Our seven cooking difference
By Korea.net Honorary Reporter Aigerim Sadykova
The most delicious way to be acquainted with another country is to taste its national cuisine. However, the best way to understand it is to learn how to cook it.
Months ago, I had the chance to participate in free Korean cooking classes. Every Saturday for the whole month at 11 a.m., I and another 11 students came to the Korean Cultural Center (KCC) in order to be taught by a chef from one of the most famous restaurants in Kazakhstan, Korean House. Gourmets and Koreans who miss the taste of Korean royal court cuisine usually go to Korean House for dinner.
In multiethnic Kazakhstan, the “national cuisine” today is a mix between Russian, Uzbek, Tatar and the cooking traditions brought to Central Asia by ethnic Korean people. Kazakhstani women like to surprise their guests with various and new dishes. Therefore, they sign up for cooking classes. I enjoy cooking. That’s why I was delighted to make some Korean food with an experienced chef.
I had never before seen the kitchen of the KCC and was surprised when I entered a big, spacious and bright room, fully equipped with all the necessary cooking utensils. There were three wide tables, a refrigerator, pots and dishes, all delivered straight from Korea. By the way, the blue fishes hanging from the ceiling made the interior and our mood brighter. Some of us had never tasted Korean food before. Others, like me, had such an experience and were ready for the unusual and spicy taste. However, it was our first time cooking Korean food.
Our chef had come to the KCC some 30 minutes before the lesson started and had prepared the ingredients food for us because we only had one hour to cook and that wasn’t enough time to boil some of the ingredients. He randomly divided us into three teams. Then, four people occupied their own table, waiting for instructions and repeating the chef’s actions. After the first lesson, we decided not to change partners and were used to each other while cooking. Now, we are friends and often discuss our experiments in the kitchen.

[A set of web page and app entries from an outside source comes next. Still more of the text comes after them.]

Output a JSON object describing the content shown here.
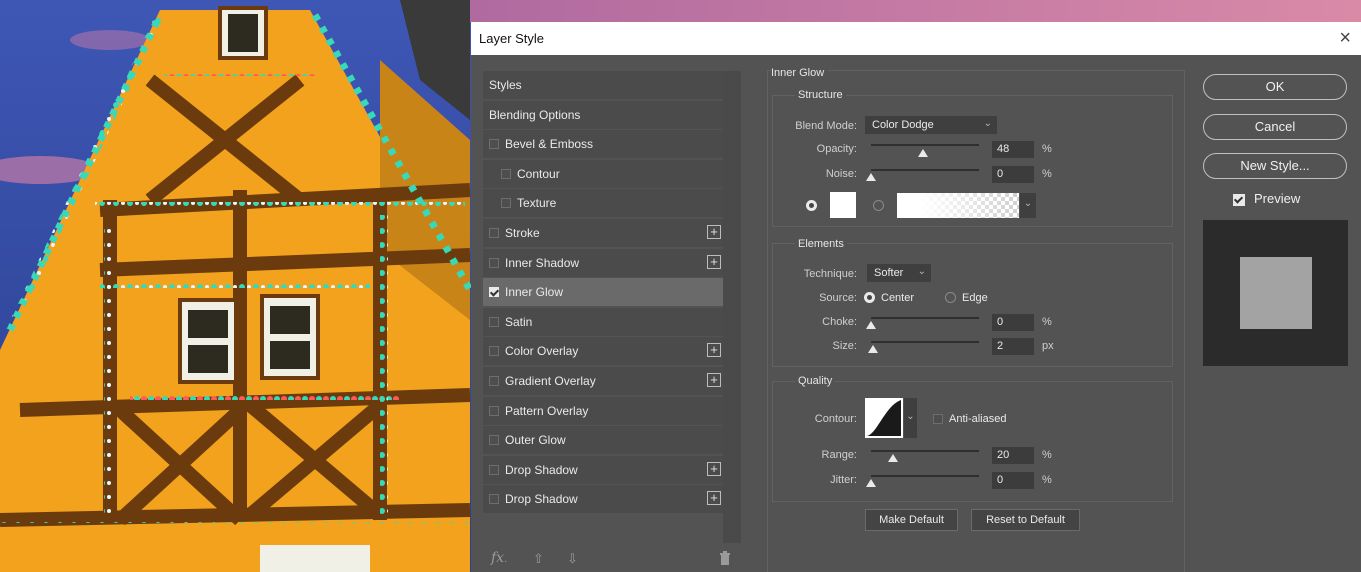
{
  "dialog": {
    "title": "Layer Style",
    "close_glyph": "×"
  },
  "styles_list": {
    "items": [
      {
        "label": "Styles",
        "checkbox": null,
        "plus": false,
        "selected": false,
        "indent": 0
      },
      {
        "label": "Blending Options",
        "checkbox": null,
        "plus": false,
        "selected": false,
        "indent": 0
      },
      {
        "label": "Bevel & Emboss",
        "checkbox": false,
        "plus": false,
        "selected": false,
        "indent": 0
      },
      {
        "label": "Contour",
        "checkbox": false,
        "plus": false,
        "selected": false,
        "indent": 1
      },
      {
        "label": "Texture",
        "checkbox": false,
        "plus": false,
        "selected": false,
        "indent": 1
      },
      {
        "label": "Stroke",
        "checkbox": false,
        "plus": true,
        "selected": false,
        "indent": 0
      },
      {
        "label": "Inner Shadow",
        "checkbox": false,
        "plus": true,
        "selected": false,
        "indent": 0
      },
      {
        "label": "Inner Glow",
        "checkbox": true,
        "plus": false,
        "selected": true,
        "indent": 0
      },
      {
        "label": "Satin",
        "checkbox": false,
        "plus": false,
        "selected": false,
        "indent": 0
      },
      {
        "label": "Color Overlay",
        "checkbox": false,
        "plus": true,
        "selected": false,
        "indent": 0
      },
      {
        "label": "Gradient Overlay",
        "checkbox": false,
        "plus": true,
        "selected": false,
        "indent": 0
      },
      {
        "label": "Pattern Overlay",
        "checkbox": false,
        "plus": false,
        "selected": false,
        "indent": 0
      },
      {
        "label": "Outer Glow",
        "checkbox": false,
        "plus": false,
        "selected": false,
        "indent": 0
      },
      {
        "label": "Drop Shadow",
        "checkbox": false,
        "plus": true,
        "selected": false,
        "indent": 0
      },
      {
        "label": "Drop Shadow",
        "checkbox": false,
        "plus": true,
        "selected": false,
        "indent": 0
      }
    ],
    "fx_label": "fx",
    "fx_suffix": ".",
    "up_glyph": "⇧",
    "down_glyph": "⇩",
    "trash_glyph": "🗑"
  },
  "inner_glow": {
    "section_title": "Inner Glow",
    "structure": {
      "title": "Structure",
      "blend_mode_label": "Blend Mode:",
      "blend_mode_value": "Color Dodge",
      "opacity_label": "Opacity:",
      "opacity_value": "48",
      "opacity_unit": "%",
      "opacity_fraction": 0.48,
      "noise_label": "Noise:",
      "noise_value": "0",
      "noise_unit": "%",
      "noise_fraction": 0.0,
      "glow_color": "#ffffff"
    },
    "elements": {
      "title": "Elements",
      "technique_label": "Technique:",
      "technique_value": "Softer",
      "source_label": "Source:",
      "source_center": "Center",
      "source_edge": "Edge",
      "choke_label": "Choke:",
      "choke_value": "0",
      "choke_unit": "%",
      "choke_fraction": 0.0,
      "size_label": "Size:",
      "size_value": "2",
      "size_unit": "px",
      "size_fraction": 0.02
    },
    "quality": {
      "title": "Quality",
      "contour_label": "Contour:",
      "anti_aliased_label": "Anti-aliased",
      "range_label": "Range:",
      "range_value": "20",
      "range_unit": "%",
      "range_fraction": 0.2,
      "jitter_label": "Jitter:",
      "jitter_value": "0",
      "jitter_unit": "%",
      "jitter_fraction": 0.0
    },
    "make_default_label": "Make Default",
    "reset_default_label": "Reset to Default"
  },
  "actions": {
    "ok_label": "OK",
    "cancel_label": "Cancel",
    "new_style_label": "New Style...",
    "preview_label": "Preview",
    "preview_checked": true
  },
  "icons": {
    "close": "close-icon",
    "add": "plus-icon",
    "fx": "fx-icon",
    "up": "arrow-up-icon",
    "down": "arrow-down-icon",
    "trash": "trash-icon",
    "chevron": "chevron-down-icon"
  }
}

In general, we learned how to make three dishes. There are photos of what my team prepared, following the chef’s instructions, watching how he made the food at his table.
During the class, I noticed some differences between Korean cuisine and Kazakhstani and even Russian cuisine.
While cooking, we used soy sauce as a salt. “If it’s not salty enough, add some soy sauce,” the teacher said. Frankly, it surprised us because we don’t make food with soy sauce instead of salt. My Korean language teacher one day confessed that Kazakhstani food is very salty for him.
Some Korean dishes require the addition of sugar. That’s why tteokbokki and japchae are sweet and spicy at the same time. I really liked that taste. It was new and a little odd. In Kazakhstan, sugar is used for desserts. Also, my country is famous for its tea addiction and we drink tea with or without sugar, three times a day. Therefore, the chef reminded us not to forget to add sugar to the tteokbokki. We didn’t even feel that we needed more sugar and were assured that sugar must be used in tea only.
We almost didn’t use any sunflower oil in our three Korean dishes. It was a little strange, because Kazakhstanis use oil for all their dishes, even when they make side dishes. When the pan is heated, oil must be added. From this, we can conclude that Korean cuisine is less fatty and more healthy.
In the end, we added a tablespoon of sesame seeds for taste and for decoration. Sesame seeds or sesame oil are new ingredients for me. I saw sesame seeds for the first time when my father brought some caramelized sesame seeds, fried in honey, called gozinaki. Then I ate some Korean dishes with sesame seeds, but never used it in cooking. Sesame seeds really made the course more appetizing.
When we made the stir-fried vegetables with beef (소고기볶음), the vegetables remained only half-fried. It took one minute to finish with the vegetables. However, I’m used to fully frying the vegetables, boiled or nothing more than simply cutting them.
All Korean dishes are colorful. We used yellow, red and green peppers, orange carrots, brown mushrooms, the red hot pepper paste gochujang (고추장) and white rice cake. The bright colors lifted the mood and stimulated our appetites, I noticed.
Finally, the taste of the Korean dishes was amazing, too. Korean food can be sweet, spicy and slightly sour all at the same time, without any lean taste, although initially such a taste may not be liked until you get used to it. Korean food is digestible and healthy because it consists mostly of vegetables and spicy sauces. Also, it’s rich and doesn’t leave a heaviness in the stomach. Many visitors to Kazakhstan admire the taste of meat, but still consider Kazakhstani food to be fatty. By the way, after our Korean cooking lessons, I began to think that I should add soy sauce or red pepper paste to my dishes, because I missed the unusual, special and delicious taste of Korea.
You need to be patient and attentive while cooking in order to get the sweet and spicy taste. You become healthier after eating Korean food. I think I now begin to understand the history and lifestyle of the Korean people. It was a great experience. Now, I want to cook all three Korean dishes for my birthday party in August.
See you then.